The Hindustan Times, February 8, 2004
India can play a great role in helping Afghan women: RAWA
By: Saif Shahin
India can play a huge role in helping women in Afghanistan, whose lot has actually worsened in the two years since America's "war of liberation" ended the Taliban regime, a visiting women's rights activist has said.
"Women in India have a strong voice. They can speak about our plight on the world fora. They can financially support Afghan women's education, health care and the fight for their rights, for which organisations like mine are working undercover and with limited funds," Sahar Saba, a member of the Revolutionary Association of the Women of Afghanistan (RAWA) told HindustanTimes.com.
"Women here are also earning an increasing role in politics," she says. "They can help pressurise the Afghanistan government, which claims to champion women's causes but does little on the ground, into providing at least basic rights and security to women."
RAWA has been fighting for women's rights in Afghanistan against a plethora of changing regimes for more than 26 years now. And, according to Saba, the fight has become still more difficult since the American war and the take over by the Hamid Karzai government.
"The change in regime has worsened the situation," she says. "There is no security whatsoever for women now. US-supported warlords abduct, rape and kill young women publicly and routinely across the country. Parading a swimsuit-clad Miss Afghanistan across the world is a sham. Most women have no rights, no education, not even access to essential health care. Many are still forced to wear burqas. Beating women and treating them like animals is a part of everyday life. The 5,000-plus American troops just turn a blind eye to everything."
Fundamentalists and warlords have been persecuting the 2,000-odd women activists of RAWA in Afghanistan and Pakistan - who try to provide education and health care to women and raise their awareness about their rights. "Our demonstrations are attacked. Many members have been targeted individually," says Saba. "Several of our male supporters have been arrested and mistreated."
"In fact, the fundamentalists have issued a common fatwa against us ¡ death by stoning," she says. "And this is not a joke ¡ they kill us when they can. Fundamentalists in Pakistan, hands in glove with mullahs across the border, killed our founding leader Meena. We are all forced to work underground. Many of us have to change houses, at times even the town or city we live in, due to threats."
Making a difference
In spite of the odds, RAWA has been running schools in Afghanistan and classes for children in the refugee camps of Pakistan. It has opened two hospitals in Pakistan, and operates "mobile health teams" in both countries. It is also running homes for the orphans of the war, and projects like carpet-weaving to help Afghan widows earn their living.
Saba's own example shows the difference its work has been making. As a teenager, Saba joined one of the refugee classes in Pakistan. "I learnt history, political science and a smattering of English there," she says. "But the biggest learning was about my own rights as a woman, and through watching RAWA members fight for us. I knew I had to join them when I grew up, and I did."

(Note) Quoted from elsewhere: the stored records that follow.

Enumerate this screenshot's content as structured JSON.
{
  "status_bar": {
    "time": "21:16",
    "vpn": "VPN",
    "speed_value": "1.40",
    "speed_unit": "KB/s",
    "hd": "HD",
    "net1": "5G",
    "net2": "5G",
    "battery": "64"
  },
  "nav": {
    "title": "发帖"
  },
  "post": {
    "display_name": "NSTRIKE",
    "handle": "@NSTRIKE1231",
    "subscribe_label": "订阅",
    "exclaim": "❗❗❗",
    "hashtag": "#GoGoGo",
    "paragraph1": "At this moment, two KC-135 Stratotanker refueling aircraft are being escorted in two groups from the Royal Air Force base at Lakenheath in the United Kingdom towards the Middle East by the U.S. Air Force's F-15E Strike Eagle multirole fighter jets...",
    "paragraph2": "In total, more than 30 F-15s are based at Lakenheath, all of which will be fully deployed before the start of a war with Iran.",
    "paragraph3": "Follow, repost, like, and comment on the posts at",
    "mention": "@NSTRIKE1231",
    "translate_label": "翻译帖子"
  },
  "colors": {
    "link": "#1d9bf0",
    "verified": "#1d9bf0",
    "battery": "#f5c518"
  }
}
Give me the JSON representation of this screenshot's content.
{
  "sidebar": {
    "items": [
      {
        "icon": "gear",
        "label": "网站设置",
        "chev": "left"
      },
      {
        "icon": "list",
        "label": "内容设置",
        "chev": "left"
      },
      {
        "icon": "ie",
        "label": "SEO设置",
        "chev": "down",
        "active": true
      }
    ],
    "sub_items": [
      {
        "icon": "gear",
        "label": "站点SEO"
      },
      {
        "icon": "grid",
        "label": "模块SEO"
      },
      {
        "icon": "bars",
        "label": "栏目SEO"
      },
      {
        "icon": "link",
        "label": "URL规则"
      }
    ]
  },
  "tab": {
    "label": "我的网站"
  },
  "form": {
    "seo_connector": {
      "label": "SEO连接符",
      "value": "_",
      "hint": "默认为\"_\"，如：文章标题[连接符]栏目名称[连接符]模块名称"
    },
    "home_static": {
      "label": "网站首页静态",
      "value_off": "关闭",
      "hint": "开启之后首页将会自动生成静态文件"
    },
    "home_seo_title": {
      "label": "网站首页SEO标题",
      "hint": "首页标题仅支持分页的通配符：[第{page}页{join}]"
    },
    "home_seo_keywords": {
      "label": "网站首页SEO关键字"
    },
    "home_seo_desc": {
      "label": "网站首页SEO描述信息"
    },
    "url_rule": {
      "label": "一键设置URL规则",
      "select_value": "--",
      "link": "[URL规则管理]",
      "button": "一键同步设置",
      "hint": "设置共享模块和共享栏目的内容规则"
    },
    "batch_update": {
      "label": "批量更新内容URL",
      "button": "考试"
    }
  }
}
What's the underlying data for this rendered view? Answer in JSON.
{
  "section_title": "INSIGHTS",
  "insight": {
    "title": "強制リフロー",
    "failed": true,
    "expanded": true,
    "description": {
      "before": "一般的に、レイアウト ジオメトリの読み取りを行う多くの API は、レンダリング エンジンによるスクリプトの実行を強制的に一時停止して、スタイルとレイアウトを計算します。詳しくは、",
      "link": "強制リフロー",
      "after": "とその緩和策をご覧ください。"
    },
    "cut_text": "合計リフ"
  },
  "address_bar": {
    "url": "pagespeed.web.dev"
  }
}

Saba is today a member of RAWA's foreign affairs committee, travelling around the world for the last three years articulating the struggle of her organisation. But help has not been forthcoming. "Western governments have often refused us flatly. After 9/11, when the Tablian suddenly became a hate-figure around the world, we found everyone looking out for us, dying to hear our issues. But when the war ended, they were gone again, and so was their concern and their promises."
"Sadly, India too has never really shown enough interest," she says. "The government here never pushed our case with Kabul. We have tried to come here several times to talk about our issues, but the government always refused us visas. Even Indian activists haven't shown much sympathy for our cause."
"But they can still help us," she says. "Women have become more prominent in India's political and social life in recent years, and we expect more from them. There are several women's organisations here and the consciousness of women's rights and freedoms is growing. These are just the kind of changes we want to see in Afghanistan."
"Even though the Pakistan government refused to recognise us or help us, activists like Asma Jehangir and Hina Jilani have provided us a lot of support," she says. "We have learnt a lot from their own struggle in Pakistan. Indian women can help us similarly. We are trying to reach out to them. But they need to come forward and hold our hand."